Relations between the Palestinian Authority and the rest of the world seem to be headed for a head-on collision. Israel and the rest of the world seem resolved to bring down the elected Palestinian government.
The hidden and not-so-hidden intention is to cause complete chaos in the PA that would then force President Mahmoud Abbas to disband parliament and call new elections.
During the short period since the swearing-in of the Hamas government, the U.S. administration and Congress have cut off commercial, economic and foreign aid ties with Palestine. The European Union has yet to take that step, but there, too, senior officials have refused monetary aid and have broken economic or diplomatic ties with official and semi-official PA institutions, and international aid organizations have quietly begun pulling their workers out of PA areas and halting many joint activities with the PA.
Add to all this another blow: Israeli banks have announced they would stop providing services to Palestinian banks, businessmen and Israeli and foreign companies requiring financial mediation with the Palestinians.
The Israeli banks announced they would cut ties because of laws prohibiting money laundering that could finance terrorism. The large Arab banks, including some that served the Palestinian Authority in the past, "disengaged" from the Palestinians even before the Israeli ones. In this situation, it's not just that the Palestinian treasury is empty.
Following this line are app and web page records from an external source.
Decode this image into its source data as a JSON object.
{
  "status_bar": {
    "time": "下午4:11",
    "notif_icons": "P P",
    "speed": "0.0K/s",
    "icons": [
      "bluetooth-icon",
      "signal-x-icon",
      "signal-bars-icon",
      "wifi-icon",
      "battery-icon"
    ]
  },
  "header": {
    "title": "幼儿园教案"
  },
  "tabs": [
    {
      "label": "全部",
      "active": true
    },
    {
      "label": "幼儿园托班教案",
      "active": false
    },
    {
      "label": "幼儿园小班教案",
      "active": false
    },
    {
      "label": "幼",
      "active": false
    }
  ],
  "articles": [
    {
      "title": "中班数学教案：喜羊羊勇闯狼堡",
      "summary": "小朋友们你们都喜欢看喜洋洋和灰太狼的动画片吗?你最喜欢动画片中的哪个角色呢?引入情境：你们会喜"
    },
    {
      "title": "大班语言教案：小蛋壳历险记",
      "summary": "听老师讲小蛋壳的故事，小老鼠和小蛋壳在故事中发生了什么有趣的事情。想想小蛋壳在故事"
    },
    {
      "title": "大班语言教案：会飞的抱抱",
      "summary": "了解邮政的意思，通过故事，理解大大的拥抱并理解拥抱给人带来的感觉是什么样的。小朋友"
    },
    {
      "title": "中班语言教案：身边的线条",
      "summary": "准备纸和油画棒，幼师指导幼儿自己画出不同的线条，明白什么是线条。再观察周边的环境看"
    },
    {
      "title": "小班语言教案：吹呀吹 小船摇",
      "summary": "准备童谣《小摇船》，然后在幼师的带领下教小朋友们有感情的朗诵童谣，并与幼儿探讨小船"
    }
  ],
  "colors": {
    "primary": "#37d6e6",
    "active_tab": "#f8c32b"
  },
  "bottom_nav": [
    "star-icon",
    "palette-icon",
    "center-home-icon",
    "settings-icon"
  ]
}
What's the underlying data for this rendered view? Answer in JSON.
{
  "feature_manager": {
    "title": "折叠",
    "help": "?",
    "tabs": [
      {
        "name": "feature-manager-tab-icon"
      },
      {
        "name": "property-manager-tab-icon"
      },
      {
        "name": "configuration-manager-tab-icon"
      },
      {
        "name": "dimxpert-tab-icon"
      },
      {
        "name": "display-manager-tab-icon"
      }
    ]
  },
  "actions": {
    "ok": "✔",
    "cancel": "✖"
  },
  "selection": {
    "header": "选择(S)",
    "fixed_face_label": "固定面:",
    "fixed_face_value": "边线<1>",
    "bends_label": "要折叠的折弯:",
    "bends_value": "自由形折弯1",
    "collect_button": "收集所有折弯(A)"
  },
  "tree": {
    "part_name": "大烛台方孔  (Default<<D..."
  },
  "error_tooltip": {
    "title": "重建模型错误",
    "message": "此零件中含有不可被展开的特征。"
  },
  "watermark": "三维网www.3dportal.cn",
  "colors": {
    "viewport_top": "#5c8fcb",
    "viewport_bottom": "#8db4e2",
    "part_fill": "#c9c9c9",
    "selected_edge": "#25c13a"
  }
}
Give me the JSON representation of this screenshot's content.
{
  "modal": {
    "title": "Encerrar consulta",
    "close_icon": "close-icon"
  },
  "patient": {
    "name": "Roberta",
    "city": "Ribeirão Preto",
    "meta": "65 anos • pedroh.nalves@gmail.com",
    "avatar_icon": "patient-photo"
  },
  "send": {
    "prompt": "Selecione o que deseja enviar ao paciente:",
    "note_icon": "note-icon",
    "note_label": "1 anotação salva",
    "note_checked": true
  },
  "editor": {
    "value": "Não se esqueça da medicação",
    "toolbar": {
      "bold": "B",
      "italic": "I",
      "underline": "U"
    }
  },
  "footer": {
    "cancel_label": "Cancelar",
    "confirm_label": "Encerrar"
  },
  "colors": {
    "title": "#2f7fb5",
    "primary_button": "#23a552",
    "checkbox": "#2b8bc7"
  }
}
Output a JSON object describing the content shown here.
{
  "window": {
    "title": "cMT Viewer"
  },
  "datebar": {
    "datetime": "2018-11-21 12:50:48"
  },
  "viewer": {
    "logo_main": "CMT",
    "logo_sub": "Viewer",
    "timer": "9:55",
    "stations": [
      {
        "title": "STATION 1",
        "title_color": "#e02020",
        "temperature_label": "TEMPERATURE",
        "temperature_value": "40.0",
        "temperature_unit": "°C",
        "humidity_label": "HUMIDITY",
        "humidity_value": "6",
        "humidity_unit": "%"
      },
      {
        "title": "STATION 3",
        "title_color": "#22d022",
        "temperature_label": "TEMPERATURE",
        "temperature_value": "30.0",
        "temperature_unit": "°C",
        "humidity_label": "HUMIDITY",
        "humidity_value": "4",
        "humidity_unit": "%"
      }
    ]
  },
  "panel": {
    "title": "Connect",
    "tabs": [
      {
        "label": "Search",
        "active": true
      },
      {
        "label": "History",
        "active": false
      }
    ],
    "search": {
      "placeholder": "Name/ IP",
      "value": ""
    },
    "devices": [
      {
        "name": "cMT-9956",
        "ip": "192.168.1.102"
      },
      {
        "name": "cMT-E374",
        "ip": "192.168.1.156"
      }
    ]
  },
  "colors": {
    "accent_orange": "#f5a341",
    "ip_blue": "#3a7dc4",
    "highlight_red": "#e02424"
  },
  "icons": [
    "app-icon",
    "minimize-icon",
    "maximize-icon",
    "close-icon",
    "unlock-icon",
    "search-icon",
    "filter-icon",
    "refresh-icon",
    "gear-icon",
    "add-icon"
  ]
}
It has no treasury.
At the same time Israel has upped its military pressure on Hamas and expanded the attacks and targeted assassinations (including, but not limited to, in response to the onslaught of Qassam rockets). These attacks are meant not only to prevent the restoration of a severely limited terrorist infrastructure, but also to send a clear message to the new Palestinian administration: From Israel's perspective, Hamas remains a terrorist organization, period.
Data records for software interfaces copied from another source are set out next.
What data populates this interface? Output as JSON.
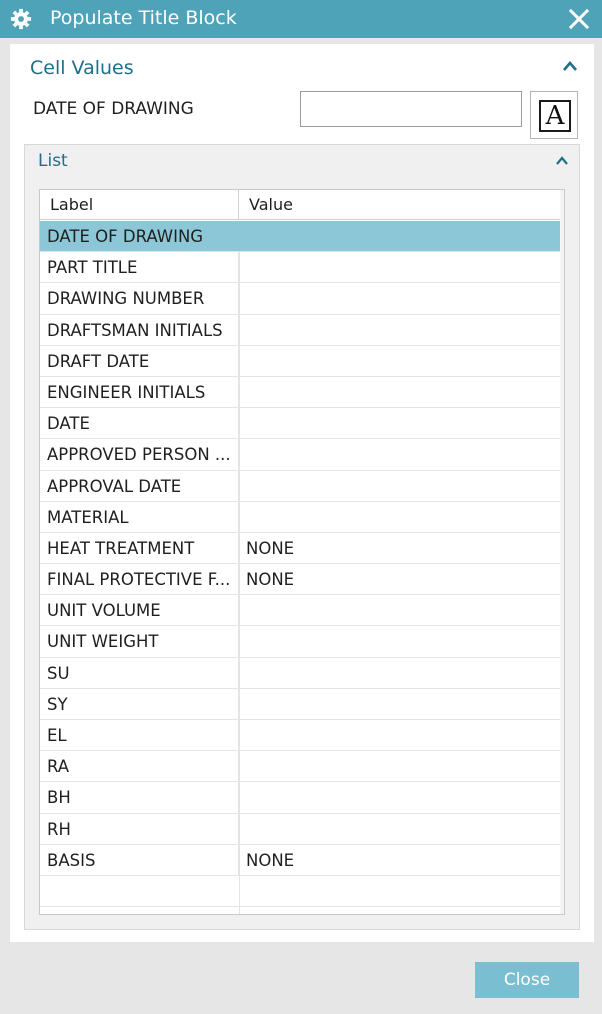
{
  "window": {
    "title": "Populate Title Block",
    "icon": "gear-icon",
    "close_icon": "close-icon"
  },
  "section": {
    "label": "Cell Values",
    "chevron": "chevron-up-icon"
  },
  "field": {
    "label": "DATE OF DRAWING",
    "value": "",
    "font_button_glyph": "A"
  },
  "list": {
    "label": "List",
    "chevron": "chevron-up-icon",
    "columns": [
      "Label",
      "Value"
    ],
    "rows": [
      {
        "label": "DATE OF DRAWING",
        "value": "",
        "selected": true
      },
      {
        "label": "PART TITLE",
        "value": ""
      },
      {
        "label": "DRAWING NUMBER",
        "value": ""
      },
      {
        "label": "DRAFTSMAN INITIALS",
        "value": ""
      },
      {
        "label": "DRAFT DATE",
        "value": ""
      },
      {
        "label": "ENGINEER INITIALS",
        "value": ""
      },
      {
        "label": "DATE",
        "value": ""
      },
      {
        "label": "APPROVED PERSON ...",
        "value": ""
      },
      {
        "label": "APPROVAL DATE",
        "value": ""
      },
      {
        "label": "MATERIAL",
        "value": ""
      },
      {
        "label": "HEAT TREATMENT",
        "value": "NONE"
      },
      {
        "label": "FINAL PROTECTIVE F...",
        "value": "NONE"
      },
      {
        "label": "UNIT VOLUME",
        "value": ""
      },
      {
        "label": "UNIT WEIGHT",
        "value": ""
      },
      {
        "label": "SU",
        "value": ""
      },
      {
        "label": "SY",
        "value": ""
      },
      {
        "label": "EL",
        "value": ""
      },
      {
        "label": "RA",
        "value": ""
      },
      {
        "label": "BH",
        "value": ""
      },
      {
        "label": "RH",
        "value": ""
      },
      {
        "label": "BASIS",
        "value": "NONE"
      }
    ]
  },
  "footer": {
    "close_label": "Close"
  },
  "colors": {
    "title_bar": "#4fa3b8",
    "accent_text": "#1e6f8a",
    "selected_row": "#8cc7d8",
    "close_button": "#79bfd1"
  }
}
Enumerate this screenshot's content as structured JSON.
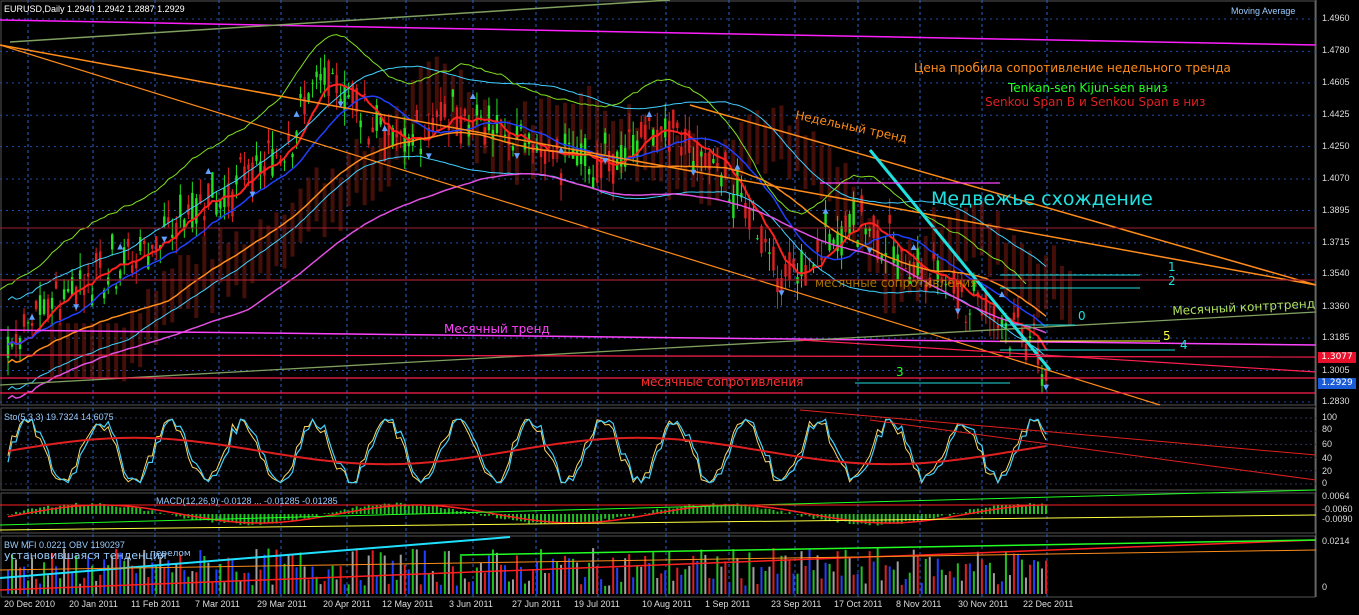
{
  "symbol_header": "EURUSD,Daily  1.2940 1.2942 1.2887 1.2929",
  "indicator_name": "Moving Average",
  "price_axis": [
    "1.4960",
    "1.4780",
    "1.4605",
    "1.4425",
    "1.4250",
    "1.4070",
    "1.3895",
    "1.3715",
    "1.3540",
    "1.3360",
    "1.3185",
    "1.3005",
    "1.2830"
  ],
  "tag_red": "1.3077",
  "tag_blue": "1.2929",
  "dates": [
    "20 Dec 2010",
    "20 Jan 2011",
    "11 Feb 2011",
    "7 Mar 2011",
    "29 Mar 2011",
    "20 Apr 2011",
    "12 May 2011",
    "3 Jun 2011",
    "27 Jun 2011",
    "19 Jul 2011",
    "10 Aug 2011",
    "1 Sep 2011",
    "23 Sep 2011",
    "17 Oct 2011",
    "8 Nov 2011",
    "30 Nov 2011",
    "22 Dec 2011"
  ],
  "annotations": {
    "weekly_break": "Цена пробила сопротивление недельного тренда",
    "tenkan": "Tenkan-sen Kijun-sen  вниз",
    "senkou": "Senkou Span B и Senkou Span в низ",
    "weekly_trend": "Недельный тренд",
    "bearish": "Медвежье схождение",
    "monthly_trend": "Месячный тренд",
    "monthly_counter": "Месячный контртренд",
    "monthly_resist": "месячные сопротивления",
    "level_res": "месячные сопротивления",
    "n1": "1",
    "n2": "2",
    "n0": "0",
    "n5": "5",
    "n4": "4",
    "n3": "3"
  },
  "stoch": {
    "label": "Sto(5,3,3) 19.7324 14.6075",
    "axis": [
      "100",
      "80",
      "60",
      "40",
      "20",
      "0"
    ]
  },
  "macd": {
    "label": "MACD(12,26,9) -0.0128  ...  -0.01285 -0.01285",
    "axis": [
      "0.0064",
      "-0.0060",
      "-0.0090"
    ]
  },
  "mfi": {
    "label": "BW MFI 0.0221  OBV 1190297",
    "sub1": "установившаяся тенденция",
    "sub2": "перелом",
    "axis": [
      "0.0214",
      "0"
    ]
  },
  "chart_data": {
    "type": "candlestick",
    "title": "EURUSD,Daily",
    "x": [
      "20 Dec 2010",
      "20 Jan 2011",
      "11 Feb 2011",
      "7 Mar 2011",
      "29 Mar 2011",
      "20 Apr 2011",
      "12 May 2011",
      "3 Jun 2011",
      "27 Jun 2011",
      "19 Jul 2011",
      "10 Aug 2011",
      "1 Sep 2011",
      "23 Sep 2011",
      "17 Oct 2011",
      "8 Nov 2011",
      "30 Nov 2011",
      "22 Dec 2011"
    ],
    "series": [
      {
        "values": [
          1.315,
          1.35,
          1.365,
          1.395,
          1.415,
          1.465,
          1.425,
          1.445,
          1.43,
          1.415,
          1.435,
          1.41,
          1.35,
          1.385,
          1.36,
          1.34,
          1.305
        ]
      }
    ],
    "ylim": [
      1.283,
      1.496
    ],
    "last": {
      "open": 1.294,
      "high": 1.2942,
      "low": 1.2887,
      "close": 1.2929
    }
  }
}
Nature of Hamas
Hamas, for its part, has responded to the international excommunication exactly like an organization of its ilk would be expected to do: By fogging over its message to the outside world, while refusing to compromise its diplomatic and religious principles domestically.
The organization has refused to use any of broad powers assumed by predecessor Yasser Arafat, and it folks in the face of Hamas, whether out of fear for their personal safety or fear for "Palestinian unity."
Under the camouflage of "unity", there is an Iran-like administration gaining ground in the PA. True, Ramallah is still no little Tehran – but it is on the way. It's got a figurehead president; there is a government whose main function is to employ public workers and to expand an already over inflated public sector.
The real rulers are the security and terror organizations, who themselves are subservient to highly secrete authorities. In Iran, they are called "Revolutionary Guards" and "Modesty Patrols" and violent gangs that the administration nurtures for its own purposes. In the PA they are called "Popular Committees" and "Martyr's Brigades" and the like.
The (polite) refusal of the Hamas leadership to respond to international demands stems from the very nature of that organization, from its world view and intellectual conclusions: Hamas won the elections because of its ideological positions. If it can manage to hold on to power long enough to create a manageable economic reality, get rid of Fatah activists, give out jobs to party supporters and to win a minimum of international and Arab recognition, it will be able to position itself as the sole legitimate representative of the Palestinian people for years to come.
The earlier Israel and the international community work to bring down the Hamas government, the better it will be for everyone. Hamas must not be allowed to function, or even raise its head.
Preventing the Iranization of the Palestinian Authority is not just an Israeli interest. It is an interest of the entire Middle East, and of the entire world. The Hamas revolution will not stop at the border crossings of Gaza and the West Bank.